Workers' control

Workers' control and nationalisation

Not a wheel turns, not a lightbulb shines and not a telephone rings without the kind permission of the working class. But under capitalism, the means of production are the private property of the capitalist class: they own the machinery, the plants and the factories. The workers have no claim either to the instruments or the products of their labour, and they have no choice but to work in order to survive. This entire process is not planned according to social need, but operates anarchically to maximise profit for the capitalists.

In a few instances in history, workers have expelled their bosses and run their own workplaces under democratic control. In so doing, they learn that the parasitic capitalists are completely unnecessary. Workers already have the knowhow to run their industries, and are the basis for everything of value created in society. Trotsky explains that workers’ control of industry is a “school for planned economy”, allowing the workers to gain a scientific understanding of how the economy functions so that mankind can consciously and democratically plan production.

Therefore, through the experience of workers’ control, the working class prepares itself for direct management of nationalised industries under a planned economy. In revolutionary Russia, workers had direct, democratic control over production via the Soviets, but the objective conditions of backward, war-torn Russia limited the development of workers’ control. Under a socialist society, the entire economy will be democratically managed by the working class for the maximum benefit of mankind.

At the beginning of 1959 the National Coal Board decided to close 36 pits and throw 13,000 miners out of work in Wales and Scotland. Despite the wave of unrest amongst the miners, the reaction of the leaders of the Miners' Union was to "co-operate in minimising hardship caused by the closures". Ted Grant argued that the NUM should strike back and mobilise around the lines set out by the Miners' Charter and enforce workers' control on the Coal Board.

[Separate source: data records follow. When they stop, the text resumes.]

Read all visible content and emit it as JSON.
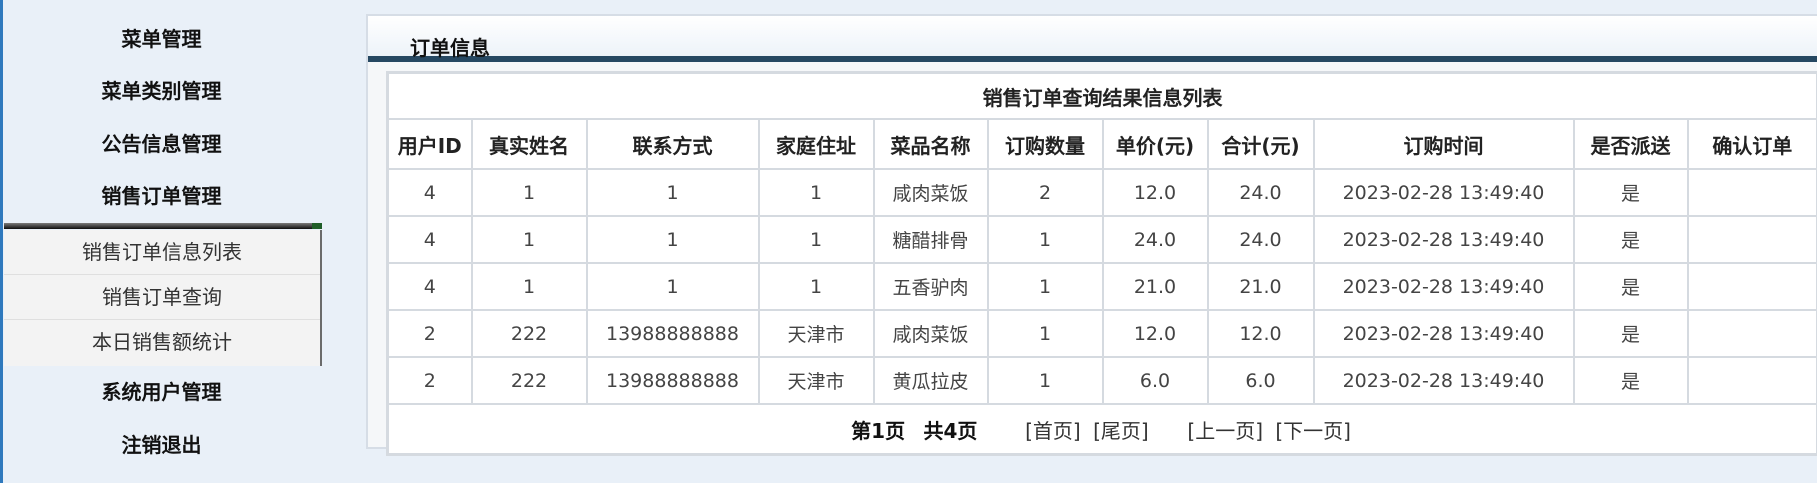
{
  "sidebar": {
    "items": [
      {
        "label": "菜单管理"
      },
      {
        "label": "菜单类别管理"
      },
      {
        "label": "公告信息管理"
      },
      {
        "label": "销售订单管理"
      },
      {
        "label": "系统用户管理"
      },
      {
        "label": "注销退出"
      }
    ],
    "submenu": [
      {
        "label": "销售订单信息列表"
      },
      {
        "label": "销售订单查询"
      },
      {
        "label": "本日销售额统计"
      }
    ]
  },
  "panel": {
    "title": "订单信息"
  },
  "table": {
    "caption": "销售订单查询结果信息列表",
    "headers": [
      "用户ID",
      "真实姓名",
      "联系方式",
      "家庭住址",
      "菜品名称",
      "订购数量",
      "单价(元)",
      "合计(元)",
      "订购时间",
      "是否派送",
      "确认订单"
    ],
    "rows": [
      [
        "4",
        "1",
        "1",
        "1",
        "咸肉菜饭",
        "2",
        "12.0",
        "24.0",
        "2023-02-28 13:49:40",
        "是",
        ""
      ],
      [
        "4",
        "1",
        "1",
        "1",
        "糖醋排骨",
        "1",
        "24.0",
        "24.0",
        "2023-02-28 13:49:40",
        "是",
        ""
      ],
      [
        "4",
        "1",
        "1",
        "1",
        "五香驴肉",
        "1",
        "21.0",
        "21.0",
        "2023-02-28 13:49:40",
        "是",
        ""
      ],
      [
        "2",
        "222",
        "13988888888",
        "天津市",
        "咸肉菜饭",
        "1",
        "12.0",
        "12.0",
        "2023-02-28 13:49:40",
        "是",
        ""
      ],
      [
        "2",
        "222",
        "13988888888",
        "天津市",
        "黄瓜拉皮",
        "1",
        "6.0",
        "6.0",
        "2023-02-28 13:49:40",
        "是",
        ""
      ]
    ]
  },
  "pager": {
    "current_page": "第1页",
    "total_pages": "共4页",
    "first": "[首页]",
    "last": "[尾页]",
    "prev": "[上一页]",
    "next": "[下一页]"
  }
}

In the run-up to the 1959 General Election Ted Grant criticised the programme of the Labour Party highlighting that promises of reforms were just words, especially in the context of the economic slump, if the bosses' pockets had not to be touched. Unless the big 600 were taken over and production rationally organised according to a democratic plan, with the full participation of the workers and technicians themselves - Grant argued - the programme of reforms was unrealistic.

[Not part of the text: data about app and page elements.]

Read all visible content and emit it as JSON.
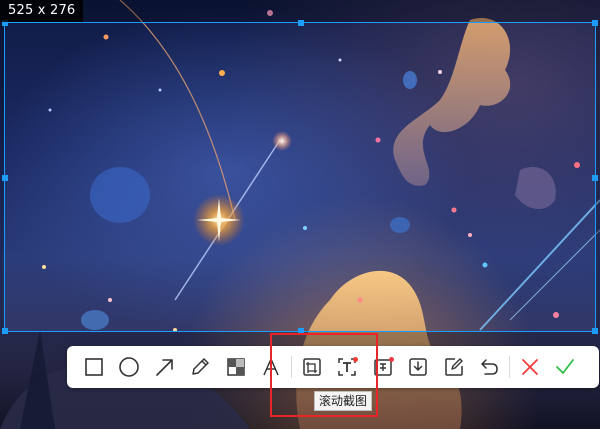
{
  "selection": {
    "size_label": "525 x 276"
  },
  "toolbar": {
    "tools": [
      {
        "name": "rectangle-tool",
        "icon": "square-outline-icon"
      },
      {
        "name": "ellipse-tool",
        "icon": "circle-outline-icon"
      },
      {
        "name": "arrow-tool",
        "icon": "arrow-up-right-icon"
      },
      {
        "name": "pencil-tool",
        "icon": "pencil-icon"
      },
      {
        "name": "mosaic-tool",
        "icon": "mosaic-icon"
      },
      {
        "name": "text-tool",
        "icon": "letter-a-icon"
      },
      {
        "name": "scroll-capture-tool",
        "icon": "scroll-capture-icon"
      },
      {
        "name": "ocr-text-tool",
        "icon": "text-recognition-icon",
        "new_badge": true
      },
      {
        "name": "pin-tool",
        "icon": "pin-icon",
        "new_badge": true
      },
      {
        "name": "save-tool",
        "icon": "download-icon"
      },
      {
        "name": "edit-tool",
        "icon": "edit-icon"
      },
      {
        "name": "undo-tool",
        "icon": "undo-icon"
      },
      {
        "name": "cancel-tool",
        "icon": "close-icon"
      },
      {
        "name": "confirm-tool",
        "icon": "check-icon"
      }
    ],
    "tooltip": "滚动截图"
  },
  "colors": {
    "selection_border": "#1e9bff",
    "cancel": "#f23a3a",
    "confirm": "#2fbf4a",
    "highlight": "#e8262a",
    "badge": "#f23a3a"
  }
}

After nationalizing Coal, it became evident to workers that conditions were not improving. A number of unofficial strikes broke out in 1947 provoking the threat of retaliatory sackings by the capitalist led Coal Board. Ted Grant vibrantly protested against the lavish acceptance of this measure by the leaders of the Miners' Union and called on them to give voice to the legitimate demands and grievances of the workers and fight for workers' control over the Coal industry.

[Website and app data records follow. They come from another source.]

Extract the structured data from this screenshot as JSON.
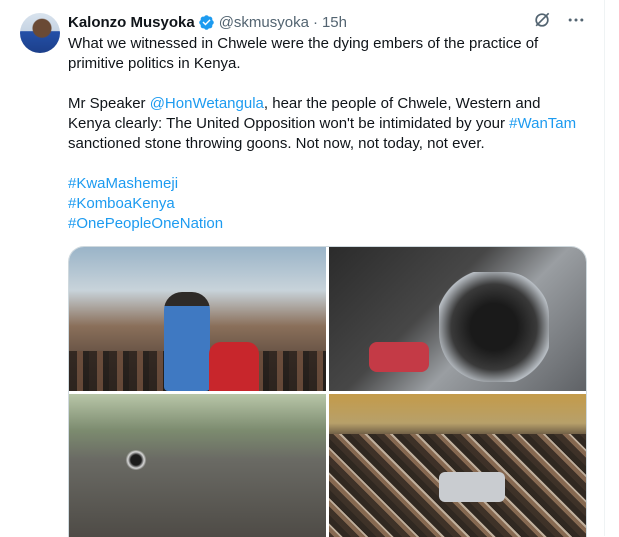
{
  "tweet": {
    "author_name": "Kalonzo Musyoka",
    "handle": "@skmusyoka",
    "separator": "·",
    "time": "15h",
    "paragraph1": "What we witnessed in Chwele were the dying embers of the practice of primitive politics in Kenya.",
    "p2_start": "Mr Speaker ",
    "mention": "@HonWetangula",
    "p2_mid": ", hear the people of Chwele, Western and Kenya clearly: The United Opposition won't be intimidated by your ",
    "hashtag_inline": "#WanTam",
    "p2_end": " sanctioned stone throwing goons. Not now, not today, not ever.",
    "hashtags": [
      "#KwaMashemeji",
      "#KomboaKenya",
      "#OnePeopleOneNation"
    ]
  },
  "icons": {
    "verified": "verified-badge-icon",
    "grok": "grok-icon",
    "more": "more-icon"
  },
  "colors": {
    "link": "#1d9bf0",
    "text": "#0f1419",
    "secondary": "#536471",
    "verified": "#1d9bf0"
  }
}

At the end of 1946 the post-war Labour government issued a Bill for the nationalization of transport provoking furious criticisms from the Tories. Ted Grant explained why Marxists opposed compensation to the transport company shareholders and demanded that workers should take control over the industry through the election of a Workers' Board.

Leon Trotsky with some general considerations about the slogan of workers’ control of production: "The first question that arises in this connection is: Can we picture workers’ control of production as a stable regime, not everlasting, of course, but of quite long duration? In order to reply to the question it is necessary to determine the class nature of this regime more clearly."

Are cooperatives an alternative to socialist revolution? Can we build a new society gradually through the cooperative movement? The central question is: who holds state power, the working class or the capitalists? Here Lenin deals with the question in the first period after the Russian Revolution.

The following article was written when Reed arrived in Sweden in February last, on his way fromRussia, in answer to false stories being circulated by the capitalist press about the management of Russian industries.

"Through all the chorus of abuse and misrepresentation directed against the Russian Soviets by the capitalist press there runs a voice shrill with a sort of panic, which cries: ‘There is no government in Russia! There is no organisation among the Russian workers! It will not work! It will not work!’ There is method in the slander." (John Reed)

A vivid description by John Reed on the functioning of the Soviets shortly after the revolution.

Written on 26 or 27 of October 1917, stating the eight key regulations on workers control following the October Revolution.